You can condition yourself to risk by starting small. Think of it as jumping over a puddle before you try to tightrope walk over the Grand Canyon.
Maybe it’s sending one query letter, or posting one blog comment. Writing a 300-word article for your local newspaper.
Make a list of small risks you could take to move your freelance writing business forward. Then, start checking them off.
You want to start exercising your risk muscle because as you build a freelance career, you’re going to need it.
Because take it from me — the risks only get bigger as you become more successful. As your portfolio builds, you have a reputation that could be damaged if you screw up.You end up with thousands of blog readers who stand ready to applaud — or trash you — each time you post.
You decide to invest money to produce an ebook – money you may or may not get back. But it’s good to invest in yourself to grow your writing business. It’s a smart risk you should take that could provide an ongoing income.
To sum up, it’s all risk. Every moment of life is, really.
Each stage of building a good freelance income will bring new risks.The more practice you get at taking risks, the better you get at developing your spidey-sense of what choices will pay off best for your freelance business.
So get used to risk now. Stretch your risk muscles and learn to tolerate that feeling of discomfort you get just before you jump. That’s the missing skill that takes your freelance writing career straight to the top.

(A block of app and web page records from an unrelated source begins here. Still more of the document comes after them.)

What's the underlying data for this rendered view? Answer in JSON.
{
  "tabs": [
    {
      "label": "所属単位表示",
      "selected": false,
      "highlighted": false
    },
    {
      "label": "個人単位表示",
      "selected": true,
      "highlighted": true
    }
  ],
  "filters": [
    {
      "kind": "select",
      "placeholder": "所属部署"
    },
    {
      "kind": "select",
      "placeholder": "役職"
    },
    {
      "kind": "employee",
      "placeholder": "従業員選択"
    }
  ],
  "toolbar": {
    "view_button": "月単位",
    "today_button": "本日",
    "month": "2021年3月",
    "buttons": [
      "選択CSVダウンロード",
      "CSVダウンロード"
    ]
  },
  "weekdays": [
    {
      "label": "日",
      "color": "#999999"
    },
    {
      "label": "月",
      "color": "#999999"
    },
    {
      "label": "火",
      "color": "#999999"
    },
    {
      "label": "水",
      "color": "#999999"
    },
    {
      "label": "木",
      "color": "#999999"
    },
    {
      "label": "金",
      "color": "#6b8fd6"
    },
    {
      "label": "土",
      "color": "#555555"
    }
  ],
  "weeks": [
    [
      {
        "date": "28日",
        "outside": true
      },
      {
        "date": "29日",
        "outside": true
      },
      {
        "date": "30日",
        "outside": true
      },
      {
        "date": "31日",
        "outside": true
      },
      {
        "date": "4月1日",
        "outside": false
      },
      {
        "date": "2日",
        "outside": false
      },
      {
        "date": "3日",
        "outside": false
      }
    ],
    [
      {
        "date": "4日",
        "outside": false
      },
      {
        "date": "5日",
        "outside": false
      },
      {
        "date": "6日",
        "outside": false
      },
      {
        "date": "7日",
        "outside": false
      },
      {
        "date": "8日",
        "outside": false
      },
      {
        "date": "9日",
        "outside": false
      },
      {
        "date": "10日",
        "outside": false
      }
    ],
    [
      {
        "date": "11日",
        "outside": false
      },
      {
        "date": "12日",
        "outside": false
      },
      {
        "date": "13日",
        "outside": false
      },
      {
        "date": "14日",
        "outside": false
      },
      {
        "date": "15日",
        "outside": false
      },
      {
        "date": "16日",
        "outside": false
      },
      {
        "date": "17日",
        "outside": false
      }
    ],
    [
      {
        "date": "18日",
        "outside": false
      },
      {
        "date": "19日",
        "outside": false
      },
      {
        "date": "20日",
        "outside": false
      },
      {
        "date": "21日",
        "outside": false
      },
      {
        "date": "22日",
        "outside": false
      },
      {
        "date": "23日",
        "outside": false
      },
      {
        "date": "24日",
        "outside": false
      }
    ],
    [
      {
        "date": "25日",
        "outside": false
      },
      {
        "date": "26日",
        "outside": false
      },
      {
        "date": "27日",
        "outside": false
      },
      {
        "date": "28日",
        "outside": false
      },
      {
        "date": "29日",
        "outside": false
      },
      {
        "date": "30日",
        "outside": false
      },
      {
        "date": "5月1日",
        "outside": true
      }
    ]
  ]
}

What risks have you taken in your freelance writing business? Leave a comment and tell us about it.